Finally, for food consumed from other sources (entertainment venues, food trucks) there were decreases in AHA scores for children from 35.0 (95% CI 34.3-35.8) to 33.1 (95% CI 31.8-34.3, P=0.004 for trend) and for adults from 36.1 (95% CI 35.3-37.0) to 34.7 (95% CI 33.9-35.6, P=0.02 for trend)

The authors also found the following in terms of diet quality of foods:

  • Consumed from grocery stores: children (53.2%-45.1% with poor diet quality, P=0.006 for trend); and adults (40.1%-32.9% with poor diet quality, P=0.001 for trend) for modest increase in both.
  • Consumed from restaurants: children (84.8%-79.6% with poor diet quality, P=0.003 for trend) for smaller changes; adults (65.4%-65.2% with poor diet quality, P=0.07 for trend) for a statistically insignificant change.
  • Consumed from worksites: adults (55.6%-50.7% with poor diet quality, P=0.25 for trend).
  • Consumed from other sources (entertainment venues, food trucks): children (40.0%-51.7% with poor diet quality, P<0.001 for trend); adults (33.8%-43.8% with poor diet quality, P<0.001 for trend) for worsening in both.

In the schools and based on the Healthy Eating Index 2015 (0 to 100 range, with higher scores indicating healthier diets), the large improvements were tied to increased whole grains (3.89 score difference, P<0.001 for trend) and less saturated fat (1.78 score difference, P< 0.001 for trend), sugar-sweetened beverages (1.0 score difference 1.0, P<0.001 for trend), and sodium (0.98 score difference, P<0.001 for trend).

Liu and co-authors noted that “significant disparities in diet quality trends were seen by sex, race/ethnicity, educational level, and household income for food consumed from grocery stores.” For instance, the proportion of foods consumed from grocery stores that were of poor diet quality decreased among high-income adults from 36.9%-26.5% (P=0.001 for trend) but not among low-income adults from 45.8%-41.3% (P=0.09 for trend).

Study limitations included the fact that NHANES data was self-reported although “self-reported foods from schools are consistent with government reports of meal offerings,” Liu’s group emphasized.

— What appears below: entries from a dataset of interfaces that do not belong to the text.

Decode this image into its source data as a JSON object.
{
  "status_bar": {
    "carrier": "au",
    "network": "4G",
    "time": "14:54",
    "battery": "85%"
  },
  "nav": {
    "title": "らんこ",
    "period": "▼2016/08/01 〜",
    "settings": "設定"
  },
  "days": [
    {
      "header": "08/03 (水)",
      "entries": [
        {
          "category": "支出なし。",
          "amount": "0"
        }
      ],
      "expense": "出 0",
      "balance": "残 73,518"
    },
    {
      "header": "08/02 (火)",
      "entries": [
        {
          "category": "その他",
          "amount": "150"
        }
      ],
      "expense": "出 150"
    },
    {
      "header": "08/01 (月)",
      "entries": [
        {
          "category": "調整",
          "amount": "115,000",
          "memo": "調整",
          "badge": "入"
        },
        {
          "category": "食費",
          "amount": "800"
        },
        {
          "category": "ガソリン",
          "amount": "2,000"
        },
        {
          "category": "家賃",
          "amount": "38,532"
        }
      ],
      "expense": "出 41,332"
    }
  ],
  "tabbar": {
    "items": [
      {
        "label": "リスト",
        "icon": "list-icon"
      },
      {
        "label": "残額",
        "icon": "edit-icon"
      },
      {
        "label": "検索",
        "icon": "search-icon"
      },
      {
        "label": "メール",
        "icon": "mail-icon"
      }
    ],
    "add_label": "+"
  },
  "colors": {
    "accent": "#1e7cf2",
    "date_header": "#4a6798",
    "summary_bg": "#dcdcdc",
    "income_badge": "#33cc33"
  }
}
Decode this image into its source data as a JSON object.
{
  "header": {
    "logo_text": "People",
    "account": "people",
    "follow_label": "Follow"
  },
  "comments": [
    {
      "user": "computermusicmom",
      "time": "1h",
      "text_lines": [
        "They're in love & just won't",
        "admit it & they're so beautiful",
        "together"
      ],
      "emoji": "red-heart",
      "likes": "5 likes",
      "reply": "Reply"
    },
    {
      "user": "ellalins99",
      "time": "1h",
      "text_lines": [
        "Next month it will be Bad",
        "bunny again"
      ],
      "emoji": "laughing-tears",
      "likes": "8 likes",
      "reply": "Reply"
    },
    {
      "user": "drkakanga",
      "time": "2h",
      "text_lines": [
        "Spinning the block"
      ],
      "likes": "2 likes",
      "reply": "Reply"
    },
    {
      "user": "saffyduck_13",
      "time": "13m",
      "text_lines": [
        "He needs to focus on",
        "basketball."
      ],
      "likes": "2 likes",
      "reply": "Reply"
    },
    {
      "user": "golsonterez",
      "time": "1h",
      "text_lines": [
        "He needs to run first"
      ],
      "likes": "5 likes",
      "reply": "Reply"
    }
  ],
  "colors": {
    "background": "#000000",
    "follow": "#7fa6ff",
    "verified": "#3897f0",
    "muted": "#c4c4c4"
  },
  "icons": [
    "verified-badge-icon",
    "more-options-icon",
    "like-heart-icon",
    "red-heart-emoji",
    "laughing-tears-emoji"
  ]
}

Also, the “findings represent mean nutritional quality of foods consumed on any given day overall and within each subgroup, not necessarily habitual intake of any individual, which varies from day to day,” they stated.

  1. Food consumed at schools had the highest quality, followed by food from grocery stores, other sources, worksites, and restaurants, according to an analysis of national data from 2003-2004 to 2017-2018.

  2. Only modest improvements were found in diet quality for foods from grocery stores, and small improvements for foods from restaurants, worksites, and other sources.

Shalmali Pal, Contributing Writer, BreakingMED™

The study was supported by the the National Heart, Lung, and Blood Institute.

Liu reported support from the American Heart Association. Co-authors reported support from, and/or relationships with, the NIH, the Bill & Melinda Gates Foundation, Danone, Nestlé, Development Initiatives/Global Nutrition Report, the Rockefeller Foundation, Acasti Pharma, America’s Test Kitchen, Barilla, Cleveland Clinic Foundation, GOED, Motif FoodWorks, Beren Therapeutics, Brightseed, Calibrate, DayTwo, Elysium Health, Filtricine, Foodome, HumanCo, January, Season, Tiny Organics, and UpToDate.

Na reported no relationships relevant to the contents of this paper to disclose.

Cat ID: 138

Topic ID: 85,138,730,138,94,925